Search the records below for "shortcut" and copy every line it turns up in.
+++
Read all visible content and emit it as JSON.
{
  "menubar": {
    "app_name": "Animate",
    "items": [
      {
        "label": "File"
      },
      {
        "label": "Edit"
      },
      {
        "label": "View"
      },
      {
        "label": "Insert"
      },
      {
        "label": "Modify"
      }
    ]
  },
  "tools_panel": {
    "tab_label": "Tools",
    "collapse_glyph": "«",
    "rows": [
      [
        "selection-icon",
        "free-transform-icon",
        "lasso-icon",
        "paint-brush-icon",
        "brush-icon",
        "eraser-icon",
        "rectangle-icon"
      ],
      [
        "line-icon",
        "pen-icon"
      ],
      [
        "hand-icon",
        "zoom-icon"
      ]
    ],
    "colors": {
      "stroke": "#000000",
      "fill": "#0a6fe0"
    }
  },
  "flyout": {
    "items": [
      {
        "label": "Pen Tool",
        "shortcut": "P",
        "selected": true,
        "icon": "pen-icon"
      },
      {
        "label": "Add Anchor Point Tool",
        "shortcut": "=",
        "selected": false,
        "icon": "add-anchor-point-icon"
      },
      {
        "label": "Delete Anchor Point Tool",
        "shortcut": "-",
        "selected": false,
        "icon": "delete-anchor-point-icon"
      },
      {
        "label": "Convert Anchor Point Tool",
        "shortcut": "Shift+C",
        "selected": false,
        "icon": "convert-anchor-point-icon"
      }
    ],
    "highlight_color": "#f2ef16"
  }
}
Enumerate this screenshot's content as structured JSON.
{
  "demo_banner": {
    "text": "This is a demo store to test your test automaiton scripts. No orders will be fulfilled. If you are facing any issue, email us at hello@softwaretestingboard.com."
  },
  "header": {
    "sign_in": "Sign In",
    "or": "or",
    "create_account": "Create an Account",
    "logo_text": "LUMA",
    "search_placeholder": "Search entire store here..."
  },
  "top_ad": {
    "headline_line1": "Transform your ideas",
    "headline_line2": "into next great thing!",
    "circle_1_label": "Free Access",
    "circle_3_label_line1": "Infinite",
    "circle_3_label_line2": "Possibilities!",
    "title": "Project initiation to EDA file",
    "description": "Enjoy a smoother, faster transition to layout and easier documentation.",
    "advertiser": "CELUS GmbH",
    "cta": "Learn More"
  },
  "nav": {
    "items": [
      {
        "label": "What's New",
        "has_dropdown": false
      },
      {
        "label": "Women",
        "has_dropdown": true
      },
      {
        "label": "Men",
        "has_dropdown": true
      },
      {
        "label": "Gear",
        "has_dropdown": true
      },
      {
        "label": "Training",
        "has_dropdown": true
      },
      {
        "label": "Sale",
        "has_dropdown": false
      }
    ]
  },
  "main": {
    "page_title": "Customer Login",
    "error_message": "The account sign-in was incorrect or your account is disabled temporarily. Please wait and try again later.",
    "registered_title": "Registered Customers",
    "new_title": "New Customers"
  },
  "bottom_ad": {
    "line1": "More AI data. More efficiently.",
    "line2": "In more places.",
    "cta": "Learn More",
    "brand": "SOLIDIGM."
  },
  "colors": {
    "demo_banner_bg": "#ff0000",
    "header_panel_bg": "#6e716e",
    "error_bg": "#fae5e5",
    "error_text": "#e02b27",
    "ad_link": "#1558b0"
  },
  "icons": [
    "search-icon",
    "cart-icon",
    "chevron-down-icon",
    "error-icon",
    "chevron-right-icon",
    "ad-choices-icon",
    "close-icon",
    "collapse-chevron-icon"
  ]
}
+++
**ANSWER SPACE:**
        "shortcut": "P",
        "shortcut": "=",
        "shortcut": "-",
        "shortcut": "Shift+C",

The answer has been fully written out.